Gambling addiction is the compulsive act of gambling without regard for financial, family- or work-related consequences. Gambling addicts may become excessively preoccupied with the act of gambling itself and not necessarily with winning or losing. According to the National Council on Problem Gambling, around 2 million Americans meet the criteria for pathological gambling addiction, and another 5 million qualify as problem gamblers. Several factors contribute to the theoretical causes of this debilitating disease.

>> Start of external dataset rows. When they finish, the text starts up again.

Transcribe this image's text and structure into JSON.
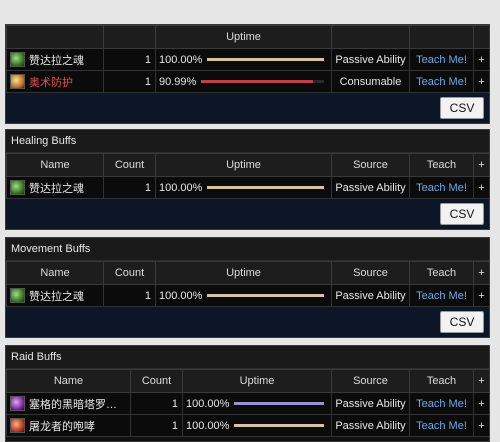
{
  "panel0": {
    "headers": {
      "uptime": "Uptime",
      "plus": "+"
    },
    "rows": [
      {
        "name": "赞达拉之魂",
        "count": "1",
        "uptime": "100.00%",
        "uptime_value": 1.0,
        "bar_color": "#d9c3a0",
        "source": "Passive Ability",
        "teach": "Teach Me!",
        "plus": "+",
        "icon": "green-spirit-icon"
      },
      {
        "name": "奥术防护",
        "count": "1",
        "uptime": "90.99%",
        "uptime_value": 0.9099,
        "bar_color": "#c0404a",
        "source": "Consumable",
        "teach": "Teach Me!",
        "plus": "+",
        "icon": "gold-potion-icon"
      }
    ],
    "csv": "CSV"
  },
  "healing": {
    "title": "Healing Buffs",
    "headers": {
      "name": "Name",
      "count": "Count",
      "uptime": "Uptime",
      "source": "Source",
      "teach": "Teach",
      "plus": "+"
    },
    "rows": [
      {
        "name": "赞达拉之魂",
        "count": "1",
        "uptime": "100.00%",
        "uptime_value": 1.0,
        "bar_color": "#d9c3a0",
        "source": "Passive Ability",
        "teach": "Teach Me!",
        "plus": "+",
        "icon": "green-spirit-icon"
      }
    ],
    "csv": "CSV"
  },
  "movement": {
    "title": "Movement Buffs",
    "headers": {
      "name": "Name",
      "count": "Count",
      "uptime": "Uptime",
      "source": "Source",
      "teach": "Teach",
      "plus": "+"
    },
    "rows": [
      {
        "name": "赞达拉之魂",
        "count": "1",
        "uptime": "100.00%",
        "uptime_value": 1.0,
        "bar_color": "#d9c3a0",
        "source": "Passive Ability",
        "teach": "Teach Me!",
        "plus": "+",
        "icon": "green-spirit-icon"
      }
    ],
    "csv": "CSV"
  },
  "raid": {
    "title": "Raid Buffs",
    "headers": {
      "name": "Name",
      "count": "Count",
      "uptime": "Uptime",
      "source": "Source",
      "teach": "Teach",
      "plus": "+"
    },
    "rows": [
      {
        "name": "塞格的黑暗塔罗…",
        "count": "1",
        "uptime": "100.00%",
        "uptime_value": 1.0,
        "bar_color": "#9a90d8",
        "source": "Passive Ability",
        "teach": "Teach Me!",
        "plus": "+",
        "icon": "purple-tarot-icon"
      },
      {
        "name": "屠龙者的咆哮",
        "count": "1",
        "uptime": "100.00%",
        "uptime_value": 1.0,
        "bar_color": "#d9c3a0",
        "source": "Passive Ability",
        "teach": "Teach Me!",
        "plus": "+",
        "icon": "red-roar-icon"
      }
    ]
  }
}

The American Psychiatric Association formally classifies pathological gambling as an impulse control disorder. More specifically, gambling addiction may be caused by a mental health condition known as obsessive-compulsive disorder. The obsessive part of the condition refers to a person thinking obsessively about a single subject; in this case, gambling. The compulsive part of the disease refers the the person acting out his obsessions in order to alleviate stress and anxiety. One of the primary concepts regarding impulse control disorders like gambling is a lack of emotional regulation. Harvard Health Publications states that when gambling addicts refrain from gambling, they experience restlessness and irritability, which are classic symptoms of withdrawal.
Gambling addiction may affect some people due to a genetic predisposition toward addictive behaviors. The Mayo Clinic reports that winning and losing triggers dopamine in the brain and rewards a person in the same way as food and sex. In addition, Dr. Theodor Rais at New York University states that compulsive gambling can be inherited from one or both parents, and that gambling affects the same reward centers in the brain as drugs like methamphetamines. Dr. Rais also states that there are serious risk factors that may predispose someone toward gambling. These include being male, having a family history of gambling, mood and personality disorders, and substance abuse.

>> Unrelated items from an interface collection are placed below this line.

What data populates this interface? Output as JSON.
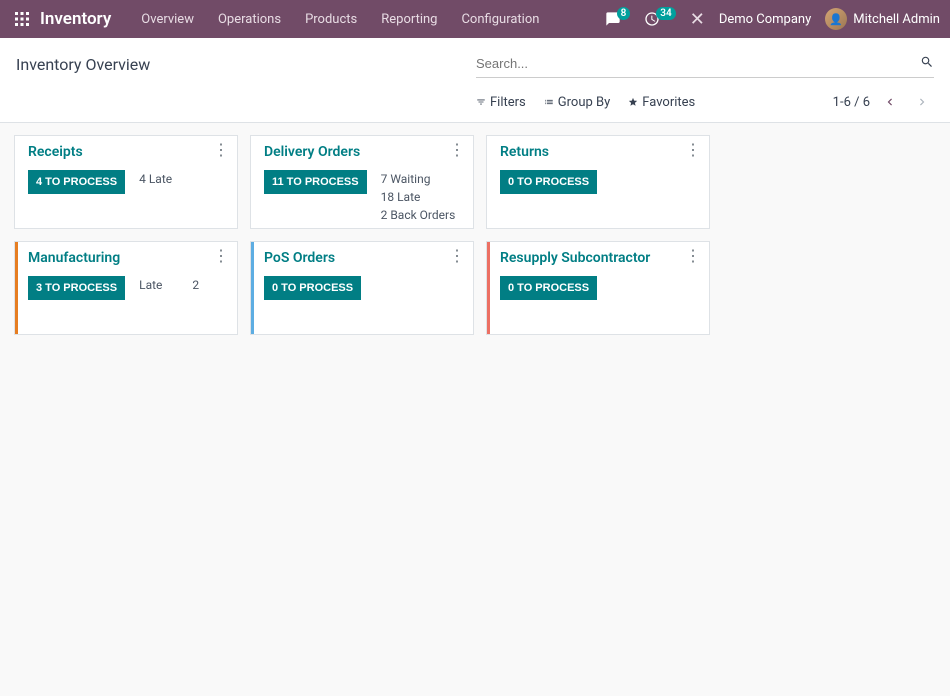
{
  "navbar": {
    "brand": "Inventory",
    "menu": [
      "Overview",
      "Operations",
      "Products",
      "Reporting",
      "Configuration"
    ],
    "messages_badge": "8",
    "activities_badge": "34",
    "company": "Demo Company",
    "user": "Mitchell Admin"
  },
  "control_panel": {
    "title": "Inventory Overview",
    "search_placeholder": "Search...",
    "filters": "Filters",
    "group_by": "Group By",
    "favorites": "Favorites",
    "pager": "1-6 / 6"
  },
  "cards": [
    {
      "title": "Receipts",
      "button": "4 TO PROCESS",
      "stripe": "none",
      "stats": [
        {
          "label": "4 Late"
        }
      ]
    },
    {
      "title": "Delivery Orders",
      "button": "11 TO PROCESS",
      "stripe": "none",
      "stats": [
        {
          "label": "7 Waiting"
        },
        {
          "label": "18 Late"
        },
        {
          "label": "2 Back Orders"
        }
      ]
    },
    {
      "title": "Returns",
      "button": "0 TO PROCESS",
      "stripe": "none",
      "stats": []
    },
    {
      "title": "Manufacturing",
      "button": "3 TO PROCESS",
      "stripe": "orange",
      "stats": [
        {
          "label": "Late",
          "value": "2"
        }
      ]
    },
    {
      "title": "PoS Orders",
      "button": "0 TO PROCESS",
      "stripe": "blue",
      "stats": []
    },
    {
      "title": "Resupply Subcontractor",
      "button": "0 TO PROCESS",
      "stripe": "red",
      "stats": []
    }
  ]
}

Daily Escape and Past Trauma
Some gambling addicts may simply gamble as an escape from the outside world. Addiction in general is considered a pathological coping mechanism used for escaping from current or past problems. In the March 2007 issue of "Psychology and Psychotherapy," Dr. Richard Wood and associates reported that gambling to escape from life's problems was the strongest predictor in gambling addiction and relapse. In addition to escaping from daily problems, gambling addicts may also gamble as a coping mechanism for past trauma. Gambling, like other addictions, is considered a pathology in part because of a need for absolute control. Experiencing childhood trauma can inflict serious psychological damage on a person and may lead to cognitive distortions and other pathologies later in life. In the January 2007 issue of "The Journal of Nervous and Mental Disease," Dr. Jeffrey Scherrer and associates found that past childhood traumas were a strong significant predictor of adult gambling addiction. These childhood traumas included abuse, neglect, witnessing someone else getting badly hurt and being personally attacked.